Clearing the plan cache

To clear the plan cache, execute the following:

Stored procedure query plan

Now let’s execute a simple stored procedure and see what we get in our SQL Server query plan cache.

First let’s create a dummy database and a table inside that database:

Next insert some records into the table:

Finally, let’s create a simple stored procedure that retrieves all the records from the department table of the company database:

Before we execute the getdepartment stored procedure, clear the query plan cache using following query:

Now, execute the newly created getdepartment stored procedure:

Once the stored procedure is executed, try to retrieve the information about all the query plans in the plan cache, again execute the following query:

When the above query is executed, you will see that two query plans will be retrieved: One query plan for the stored procedure and the other for the query that retrieves the query plan. The output looks like this:

In the first row, you can see the object type Proc. This refers to the stored procedure query plan that we just executed. Inside the text column, you can also see the information about the stored procedure and the actual query that we executed inside the stored procedure.

Here the usecount column displays the number of times query is executed. Execute the stored procedure once more and then retrieve the query plan cache, and you will see following results:

You can see that count for both the stored procedure and the query plan access queries have jumped to 2.

The query plan depends upon the query text

SQL Server generates a query plan using a hash value that is calculated from the query text. When a query is run, SQL Server calculates its hash value and checks if a plan with the same hash value exists in the plan cache. If a plan with same hash value exists, that plan is executed. However, if a plan with the newly calculated hash value doesn’t exist, a new query plan is generated and stored in the cache plan.

The hash value for the query plan is generated from the text. Therefore if there is even a slight change in the query text (e.g. a change of case, comma or space) a new hash value will be generated and thus a new query plan. Let’s see an example of this.

Clear the query plan cache and execute the following query twice:

When you retrieve the query plan cache, you can see that usecount for the Adhoc query that we just executed twice is 2:

Now let’s make a slight change to our query:

Here we have replaced small case w of the where clause from the previous query to capital case W. This is a minor change, but when the above query is executed a new hash value is calculated and hence a new query plan is generated for the query. If you look at the query cash plan now, you will see following output:

From the output, you can see that there are two query plans with same functionality but different text.

Similarly, if you change the value from the dep_name from Sales to HR, a new query plan will be generated.

Use parameterized queries for reusability

We know that when a query’s text changes, a new query plan is generated instead of reusing the existing one. Parameterized queries resolve this issue. In a parameterized query we pass dynamic values in the form of parameters to the query. The query text itself doesn’t change; therefore existing query plans can be reused instead of creating a new plan. Let’s take a look at a simple example.

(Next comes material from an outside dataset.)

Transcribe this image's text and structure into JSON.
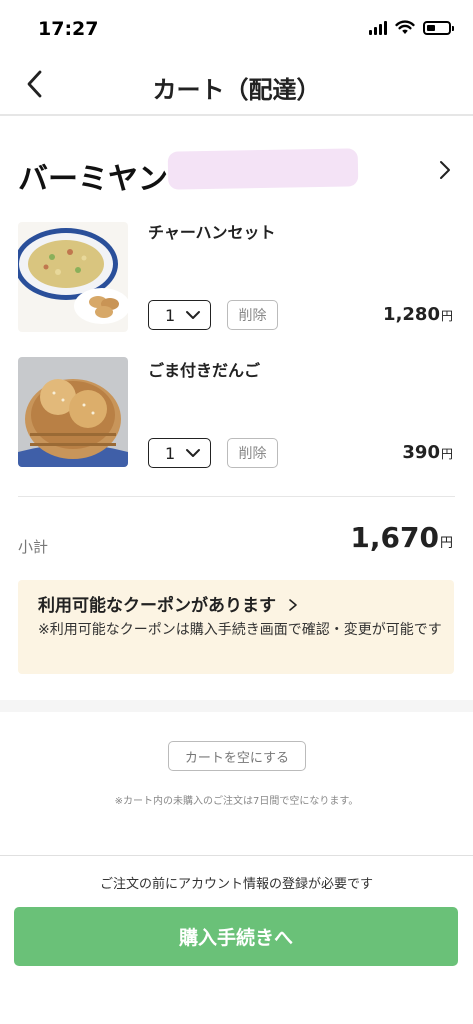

Let’s create a parameterized stored procedure that retrieves the department record by name. Execute the following query:

The above stored procedure filters department records using department name passed as parameters. Now clear the query plan cache and execute the following stored procedure:

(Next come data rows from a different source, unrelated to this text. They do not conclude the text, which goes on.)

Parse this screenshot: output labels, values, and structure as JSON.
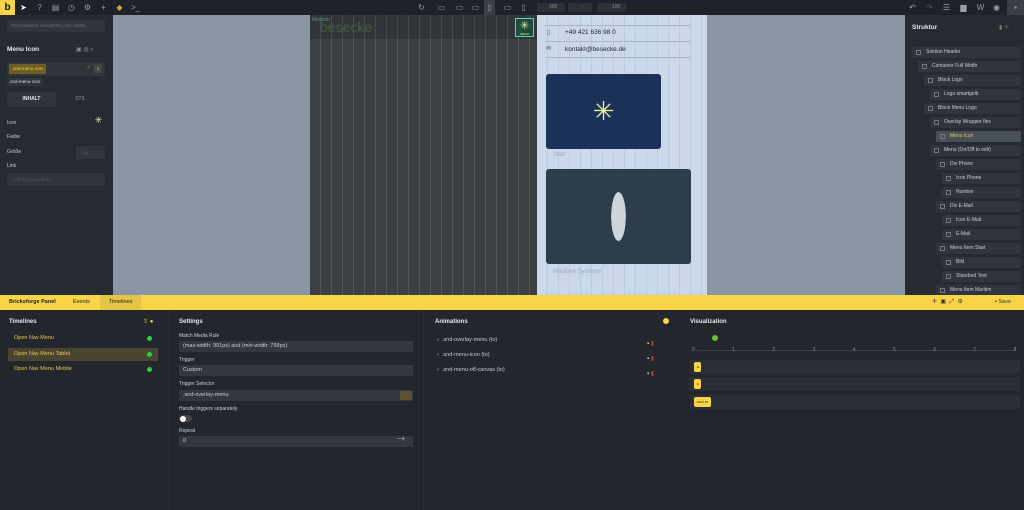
{
  "topbar": {
    "logo": "b",
    "width_value": "990",
    "height_value": "-",
    "zoom_value": "100"
  },
  "left_panel": {
    "pseudo_placeholder": "Pseudoklasse auswählen oder erstell...",
    "element_title": "Menu Icon",
    "class_chip": ".snd-menu-icon",
    "class_count": "1",
    "class_tag": ".snd-menu-icon",
    "tabs": [
      "INHALT",
      "STIL"
    ],
    "fields": {
      "icon": "Icon",
      "farbe": "Farbe",
      "groesse": "Größe",
      "groesse_placeholder": "Ypx",
      "link": "Link",
      "link_placeholder": "Link-Typ auswählen"
    }
  },
  "preview": {
    "breakpoint": "Medium",
    "brand": "besecke",
    "phone": "+49 421 636 98 0",
    "email": "kontakt@besecke.de",
    "item1": "Start",
    "item2": "Maritime Systeme",
    "menu_icon_label": "MENU"
  },
  "structure": {
    "title": "Struktur",
    "nodes": [
      "Sektion Header",
      "Container Full Width",
      "Block Logo",
      "Logo smartgelb",
      "Block Menu Logo",
      "Overlay Wrapper flex",
      "Menu Icon",
      "Menu (On/Off to edit)",
      "Div Phone",
      "Icon Phone",
      "Number",
      "Div E-Mail",
      "Icon E-Mail",
      "E-Mail",
      "Menu Item Start",
      "Bild",
      "Standard Text",
      "Menu Item Maritim"
    ]
  },
  "bottom": {
    "tabs": [
      "Bricksforge Panel",
      "Events",
      "Timelines"
    ],
    "save": "Save",
    "timelines": {
      "title": "Timelines",
      "items": [
        "Open Nav Menu",
        "Open Nav Menu Tablet",
        "Open Nav Menu Mobile"
      ]
    },
    "settings": {
      "title": "Settings",
      "match_label": "Match Media Rule",
      "match_value": "(max-width: 991px) and (min-width: 768px)",
      "trigger_label": "Trigger",
      "trigger_value": "Custom",
      "selector_label": "Trigger Selector",
      "selector_value": ".snd-overlay-menu",
      "handle_label": "Handle triggers separately",
      "repeat_label": "Repeat",
      "repeat_value": "0"
    },
    "animations": {
      "title": "Animations",
      "items": [
        ".snd-overlay-menu (to)",
        ".snd-menu-icon (to)",
        ".snd-menu-off-canvas (to)"
      ]
    },
    "visualization": {
      "title": "Visualization",
      "ticks": [
        "0",
        "1",
        "2",
        "3",
        "4",
        "5",
        "6",
        "7",
        "8"
      ],
      "bars": [
        ".s",
        ".s",
        ".snd-m"
      ]
    }
  },
  "colors": {
    "accent": "#f8d548",
    "active": "#2fd13a"
  }
}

Execute the getdepartmentbyname stored procedure again but with different parameters this time:

Now if you retrieve the values from the query plan cache you will see that although you executed the stored procedure twice with different text, there is only one plan for the stored procedure getdepartmentbyname and its usecount is 2 which means that the plan has been executed twice:

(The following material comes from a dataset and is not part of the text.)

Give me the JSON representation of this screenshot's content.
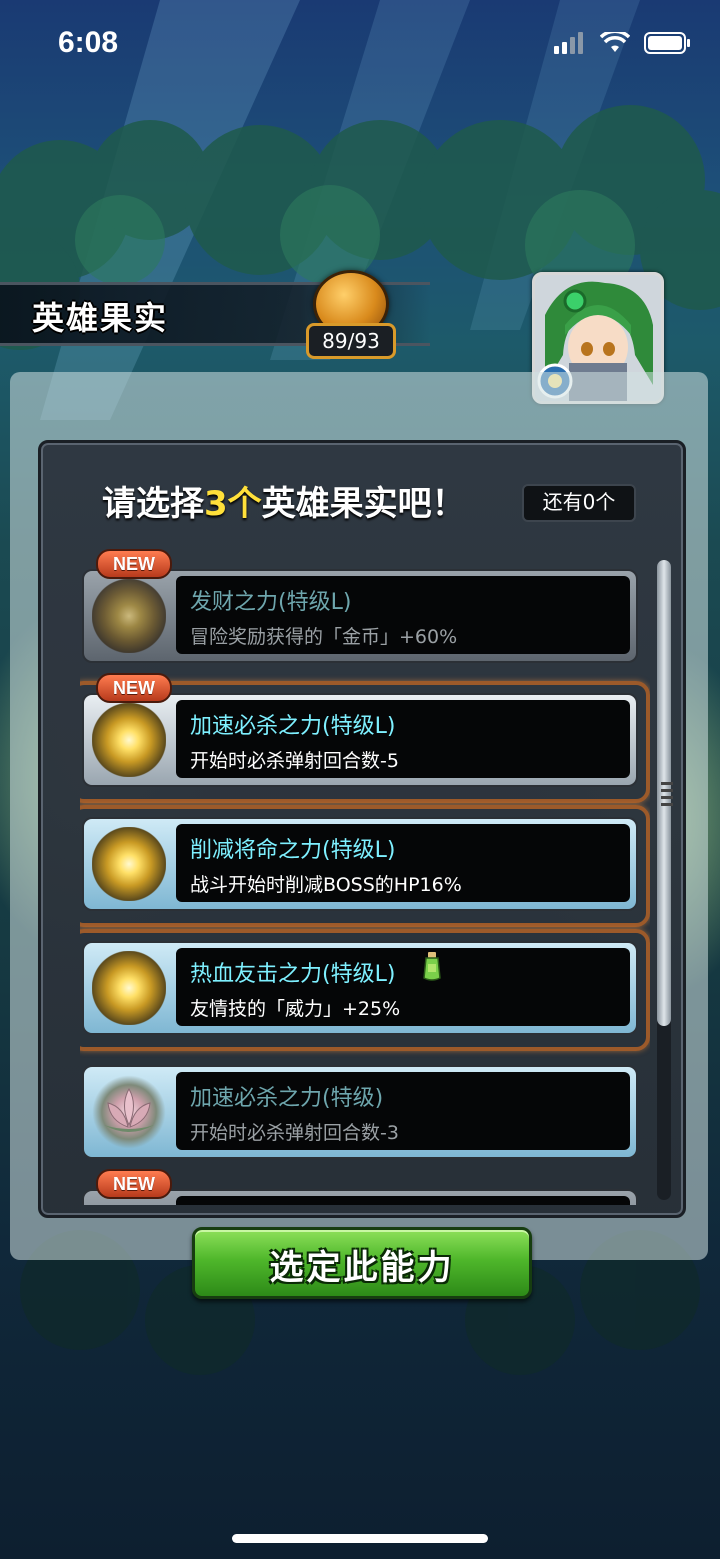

This shows that using parameterized queries, you can reuse the existing query plans despite changing query text.

Other great articles from Ben

How SQL Server selects a deadlock victim
Identifying Object Dependencies in SQL Server Management Studio
Understanding SQL Server query plan cache
Ben Richardson